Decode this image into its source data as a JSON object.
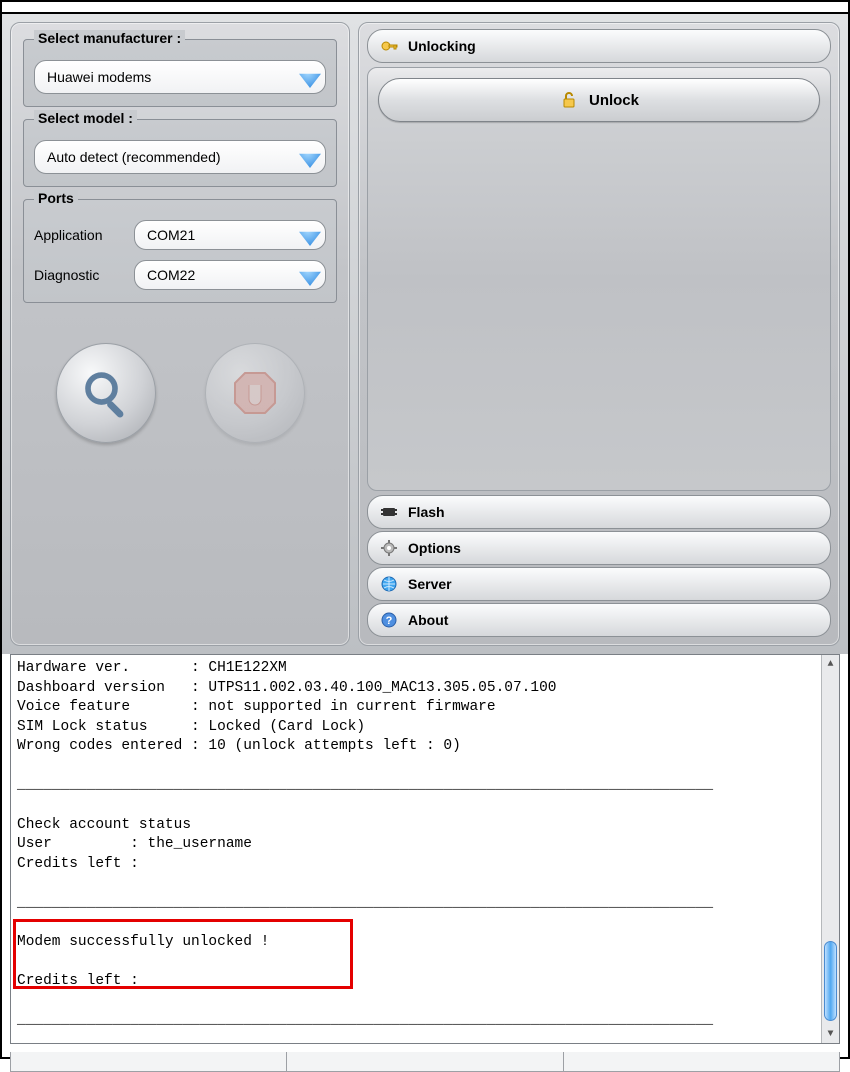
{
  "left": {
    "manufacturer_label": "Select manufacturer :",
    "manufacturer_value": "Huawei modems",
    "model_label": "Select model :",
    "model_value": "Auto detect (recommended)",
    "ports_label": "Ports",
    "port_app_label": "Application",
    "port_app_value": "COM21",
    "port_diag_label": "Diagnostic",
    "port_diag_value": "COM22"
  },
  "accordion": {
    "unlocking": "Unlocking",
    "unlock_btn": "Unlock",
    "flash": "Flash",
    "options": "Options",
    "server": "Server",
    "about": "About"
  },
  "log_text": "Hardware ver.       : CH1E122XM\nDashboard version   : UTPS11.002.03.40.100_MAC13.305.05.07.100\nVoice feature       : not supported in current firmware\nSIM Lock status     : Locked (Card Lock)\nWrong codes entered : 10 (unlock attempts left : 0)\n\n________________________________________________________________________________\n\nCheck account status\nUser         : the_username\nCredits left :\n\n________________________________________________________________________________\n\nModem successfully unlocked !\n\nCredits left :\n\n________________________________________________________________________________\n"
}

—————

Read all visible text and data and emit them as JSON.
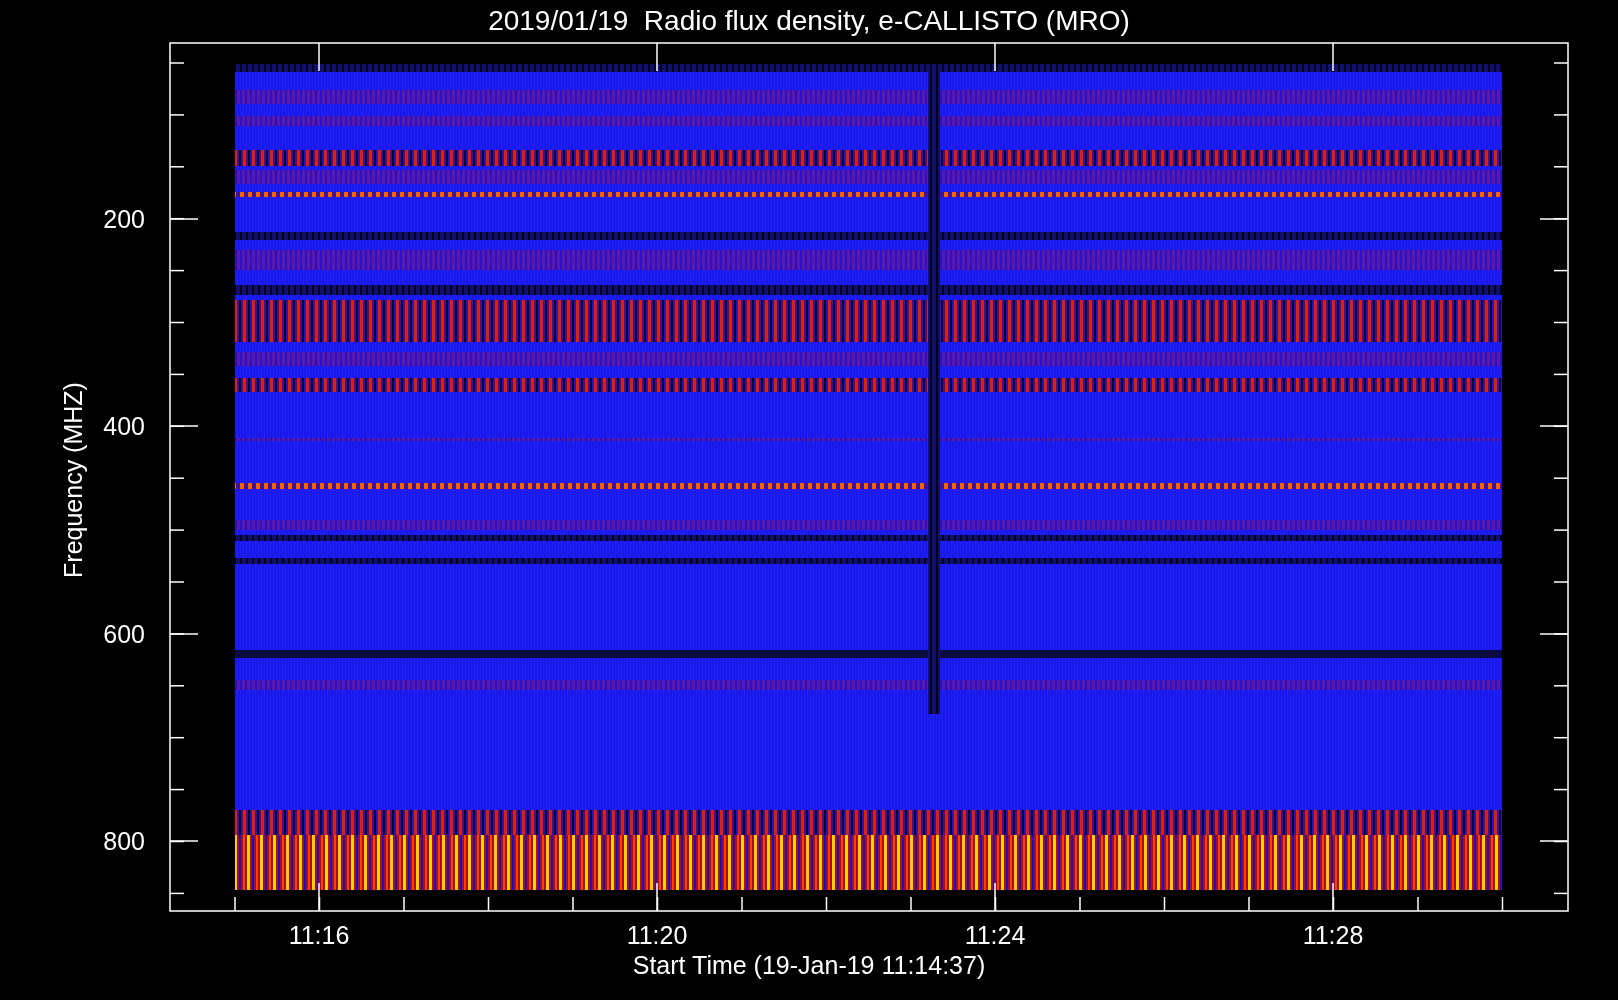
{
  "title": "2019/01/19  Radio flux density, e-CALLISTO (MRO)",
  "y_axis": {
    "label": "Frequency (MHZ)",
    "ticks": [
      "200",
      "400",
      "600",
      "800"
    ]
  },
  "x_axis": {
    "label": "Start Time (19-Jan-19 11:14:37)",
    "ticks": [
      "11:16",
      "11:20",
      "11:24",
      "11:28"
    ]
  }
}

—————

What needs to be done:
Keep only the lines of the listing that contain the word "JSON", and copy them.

Answer:
Decode this image into its source data as a JSON object.
Read all visible text and data and emit them as JSON.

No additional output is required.